February 15, 2001
Eleven Roses


"You do realize," said Ned the Receptionist Guy yesterday, "that you've only got eleven roses here, right?"

My Valentine flowers had been delivered right on schedule. When the flowers arrived, Ned had carried them all the way down the hallway to my remote little office, and then, seeing that I was on the phone, he'd lifted them out of the florist's box and carefully set them on the desktop in front of me. Now he was arranging them in the vase, picking off dried leaves and doing a floral head-count while I sat on hold, patiently waiting for my AVIS Customer Care Representative to waken her coma and come back to the phone.

I smiled and nodded at Ned, receiver still clamped to my ear. My expression said Of course I 'realize' there are only eleven roses, silly goose! David and I planned it that way! Eleven is our *special number!*

The instant Ned was gone, of course, I was madly dialing David at the newspaper.

"Hey!" I said. "They only delivered eleven roses!" (Actually, first I thanked him. Profusely. Then I reported the shortage.) 

David was as surprised as I was. He said he had no idea how that had happened: he'd put in his order for one dozen long-stemmed red roses, several days earlier. "The florist must have screwed up," he said. "Either that, or else maybe somebody in your office snagged one when nobody was looking." But since none of my co-workers were walking around the Totem Pole Company sporting a single red rose in their lapel/tucked into their ponytail/drooping in a bud vase next to their computer  --  trust me, I looked  --  we eventually came to the conclusion that the florist had bolloxed the order.

"Do you want to call the florist and get a refund?" I asked David, worriedly. I was afraid he might be upset about the miscount. Roses aren't exactly cheap, after all, and we ARE trying to save for a wedding. But he said no, it really didn't seem like that big a deal ... unless, of course, *I* was upset about being shorted a rose?

I assured him that the number of flowers he sent me didn't matter to me in the slightest. It was the fact that he'd remembered to send them -- with a minimum of "reminding," subliminal mind control and/or website lobbying on my part, this year -- that made me feel cherished and special and deeply loved and stuff.

"Actually," I told him, "I think I prefer having eleven roses. A dozen is so ... ordinary."

And it's the truth. I've always preferred things that are a little *off.* Put it in the bin marked "As Is," and I'll buy one of everything you've got. I would rather shop on the Island of Misfit Toys than at Toys-R-Us, any day. If it's missing an eye or a button or a wheel or an identifiable on/off switch ... or if it's a little too loud or a little too crooked or a little too airport-gift-shop ... or if it's orphaned, sitting alone on a shelf, the only one of its kind ... it's a sure bet I will love it instantly. I am drawn to irregularity.

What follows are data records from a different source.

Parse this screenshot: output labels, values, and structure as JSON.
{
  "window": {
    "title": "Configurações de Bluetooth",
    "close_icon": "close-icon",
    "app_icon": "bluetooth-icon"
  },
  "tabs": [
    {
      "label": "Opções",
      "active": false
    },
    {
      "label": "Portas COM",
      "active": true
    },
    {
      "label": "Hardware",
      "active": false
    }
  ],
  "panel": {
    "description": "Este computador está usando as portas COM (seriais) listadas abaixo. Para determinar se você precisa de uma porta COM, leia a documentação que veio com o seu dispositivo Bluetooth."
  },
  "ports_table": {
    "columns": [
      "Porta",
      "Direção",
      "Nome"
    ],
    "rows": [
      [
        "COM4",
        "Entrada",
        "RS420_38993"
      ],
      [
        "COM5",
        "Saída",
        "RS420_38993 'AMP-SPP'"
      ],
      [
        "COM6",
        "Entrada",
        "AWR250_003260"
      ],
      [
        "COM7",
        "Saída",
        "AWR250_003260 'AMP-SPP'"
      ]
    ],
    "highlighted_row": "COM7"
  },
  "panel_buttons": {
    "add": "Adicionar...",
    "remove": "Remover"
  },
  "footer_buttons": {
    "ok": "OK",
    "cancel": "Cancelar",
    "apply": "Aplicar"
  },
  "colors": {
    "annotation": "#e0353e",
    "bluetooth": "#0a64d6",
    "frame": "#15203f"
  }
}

(Which is probably why I fell in love with Ю僱êrvØ¡ in the first place. But that's another story for another day.)

"From now on, in fact," I said decisively, "I want eleven of everything, OK? Never a dozen." He agreed, with amusement in his voice, that from this day forward, eleven would be the *default number* for gift-gifting in this particular relationship. Eleven doughnuts. Eleven white candles. Eleven eggs. Eleven snowglobes of Jesus in Las Vegas. Eleven purple crayons. Eleven chocolate oranges. Eleven pipers piping.

Eleven roses.

Late in the afternoon, my groovy new boss popped into my office to drop off an armload of typing and filing. "Look, Jim!" I said happily. "I've got eleven roses!" By this point I had grown extremely fond  --  proud, even  --  of my asymmetrical/irregular Valentine's Day bouquet. 

My boss looked at my flowers and said "Well, you're the twelfth rose, right?"

"Darn!" said David at dinner, later that night, when I told him about Jim's remark. We were lingering over linguini and chicken parmagiana at our favorite Italian restaurant, over on Park Street. "I wish I had thought of that!"

"Don't worry, honey," I said tenderly. "You can think of it when you give me eleven roses next year."

I figure I'll get started *reminding* him about it sometime next September.

two years ago: the ultimate *you* survey

before i have to kill somebody ...
help bring back Fast Lane Tea!
[tell 'em SECRA sent you]

throw a rock